◆ **Task**: Search the records for the string "data" and copy every line in which it appears.

The records Start Marker

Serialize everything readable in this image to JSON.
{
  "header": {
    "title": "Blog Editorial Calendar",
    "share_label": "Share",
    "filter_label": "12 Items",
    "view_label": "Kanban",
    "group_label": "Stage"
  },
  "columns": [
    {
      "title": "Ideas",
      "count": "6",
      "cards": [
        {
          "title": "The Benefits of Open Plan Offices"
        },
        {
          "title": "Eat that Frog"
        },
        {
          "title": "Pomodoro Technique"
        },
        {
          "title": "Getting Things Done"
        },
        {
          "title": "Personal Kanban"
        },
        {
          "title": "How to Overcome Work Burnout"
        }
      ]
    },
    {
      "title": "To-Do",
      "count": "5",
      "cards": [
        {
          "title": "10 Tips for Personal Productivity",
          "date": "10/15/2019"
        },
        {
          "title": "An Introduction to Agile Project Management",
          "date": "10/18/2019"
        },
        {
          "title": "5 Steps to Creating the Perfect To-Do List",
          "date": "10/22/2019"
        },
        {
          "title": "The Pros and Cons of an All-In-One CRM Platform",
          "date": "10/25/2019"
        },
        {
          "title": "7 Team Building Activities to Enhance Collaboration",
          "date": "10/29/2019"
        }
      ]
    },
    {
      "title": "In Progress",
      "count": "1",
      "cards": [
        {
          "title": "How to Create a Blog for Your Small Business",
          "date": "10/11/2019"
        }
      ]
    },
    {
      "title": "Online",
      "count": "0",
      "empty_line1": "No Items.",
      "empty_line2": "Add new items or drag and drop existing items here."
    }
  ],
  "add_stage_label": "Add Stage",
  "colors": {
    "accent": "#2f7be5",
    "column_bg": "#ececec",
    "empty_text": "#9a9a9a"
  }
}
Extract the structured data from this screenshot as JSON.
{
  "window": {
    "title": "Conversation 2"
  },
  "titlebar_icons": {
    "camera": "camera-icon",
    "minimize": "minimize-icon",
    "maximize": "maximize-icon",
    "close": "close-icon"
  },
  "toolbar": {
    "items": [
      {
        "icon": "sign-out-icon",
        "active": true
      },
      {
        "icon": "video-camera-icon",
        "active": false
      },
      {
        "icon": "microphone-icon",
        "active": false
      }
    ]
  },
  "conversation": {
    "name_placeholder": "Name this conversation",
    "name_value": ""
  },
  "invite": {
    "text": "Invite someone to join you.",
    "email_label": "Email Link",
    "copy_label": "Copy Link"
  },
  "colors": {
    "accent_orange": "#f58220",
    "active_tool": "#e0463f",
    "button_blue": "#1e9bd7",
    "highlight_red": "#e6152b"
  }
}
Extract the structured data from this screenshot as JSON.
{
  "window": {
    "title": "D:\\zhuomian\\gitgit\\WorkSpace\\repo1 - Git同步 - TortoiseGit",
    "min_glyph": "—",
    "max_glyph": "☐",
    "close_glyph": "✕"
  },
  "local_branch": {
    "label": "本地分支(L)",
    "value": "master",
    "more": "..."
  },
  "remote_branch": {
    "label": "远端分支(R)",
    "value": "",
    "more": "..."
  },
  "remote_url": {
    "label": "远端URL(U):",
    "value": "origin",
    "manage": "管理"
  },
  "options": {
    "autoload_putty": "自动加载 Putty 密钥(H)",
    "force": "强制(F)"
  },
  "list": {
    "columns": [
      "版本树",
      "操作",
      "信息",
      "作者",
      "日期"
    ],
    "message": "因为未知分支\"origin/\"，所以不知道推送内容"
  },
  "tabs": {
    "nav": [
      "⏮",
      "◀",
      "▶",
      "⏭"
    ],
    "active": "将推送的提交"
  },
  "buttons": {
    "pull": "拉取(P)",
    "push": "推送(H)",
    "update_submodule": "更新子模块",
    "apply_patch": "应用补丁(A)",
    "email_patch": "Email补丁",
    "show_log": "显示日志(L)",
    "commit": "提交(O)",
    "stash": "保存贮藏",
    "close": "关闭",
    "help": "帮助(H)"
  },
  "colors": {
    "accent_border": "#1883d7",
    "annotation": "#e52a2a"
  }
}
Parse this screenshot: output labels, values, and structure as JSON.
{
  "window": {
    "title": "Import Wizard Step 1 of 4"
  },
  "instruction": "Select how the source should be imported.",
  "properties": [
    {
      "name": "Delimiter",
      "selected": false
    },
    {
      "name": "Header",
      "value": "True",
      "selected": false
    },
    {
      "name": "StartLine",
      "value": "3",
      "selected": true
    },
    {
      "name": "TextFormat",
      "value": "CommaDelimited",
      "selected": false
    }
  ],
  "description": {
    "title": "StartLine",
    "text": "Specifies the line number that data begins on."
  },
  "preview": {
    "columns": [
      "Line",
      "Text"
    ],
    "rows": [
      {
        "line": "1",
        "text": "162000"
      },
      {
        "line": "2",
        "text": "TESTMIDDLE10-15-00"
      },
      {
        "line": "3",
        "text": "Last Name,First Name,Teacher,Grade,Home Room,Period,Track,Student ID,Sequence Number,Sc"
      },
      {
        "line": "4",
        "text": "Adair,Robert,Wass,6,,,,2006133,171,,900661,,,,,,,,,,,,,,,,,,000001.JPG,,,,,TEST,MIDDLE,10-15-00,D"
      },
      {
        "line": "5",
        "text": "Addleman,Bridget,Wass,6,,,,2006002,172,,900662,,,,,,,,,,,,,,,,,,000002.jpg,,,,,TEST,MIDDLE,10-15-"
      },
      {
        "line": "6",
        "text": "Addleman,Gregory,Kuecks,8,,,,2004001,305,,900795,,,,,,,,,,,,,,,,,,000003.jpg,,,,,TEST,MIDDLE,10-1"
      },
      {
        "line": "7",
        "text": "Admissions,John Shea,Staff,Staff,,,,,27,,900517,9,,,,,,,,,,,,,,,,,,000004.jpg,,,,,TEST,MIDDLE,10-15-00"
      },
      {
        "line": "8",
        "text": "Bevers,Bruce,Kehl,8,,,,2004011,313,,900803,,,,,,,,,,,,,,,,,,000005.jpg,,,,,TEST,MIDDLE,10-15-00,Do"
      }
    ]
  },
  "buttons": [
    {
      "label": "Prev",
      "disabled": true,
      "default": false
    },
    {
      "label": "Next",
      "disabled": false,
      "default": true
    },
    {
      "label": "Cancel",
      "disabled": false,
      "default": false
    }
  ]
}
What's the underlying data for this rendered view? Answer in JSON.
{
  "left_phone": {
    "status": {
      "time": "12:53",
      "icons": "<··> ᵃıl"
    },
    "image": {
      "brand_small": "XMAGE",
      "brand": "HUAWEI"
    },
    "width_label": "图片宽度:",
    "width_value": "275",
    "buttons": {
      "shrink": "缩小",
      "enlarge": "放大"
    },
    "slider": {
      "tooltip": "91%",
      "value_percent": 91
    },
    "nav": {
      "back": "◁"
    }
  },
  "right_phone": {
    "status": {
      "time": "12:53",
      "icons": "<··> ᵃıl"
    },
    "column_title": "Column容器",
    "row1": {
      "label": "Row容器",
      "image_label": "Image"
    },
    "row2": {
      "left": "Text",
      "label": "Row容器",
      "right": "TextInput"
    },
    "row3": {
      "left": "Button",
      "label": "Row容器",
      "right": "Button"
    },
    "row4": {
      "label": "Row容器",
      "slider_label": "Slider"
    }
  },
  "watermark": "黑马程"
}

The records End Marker

◆ **Response box**:
Extract the structured data from this screenshot as JSON.
Extract the structured data from this screenshot as JSON.
    "text": "Specifies the line number that data begins on."
What's the underlying data for this rendered view? Answer in JSON.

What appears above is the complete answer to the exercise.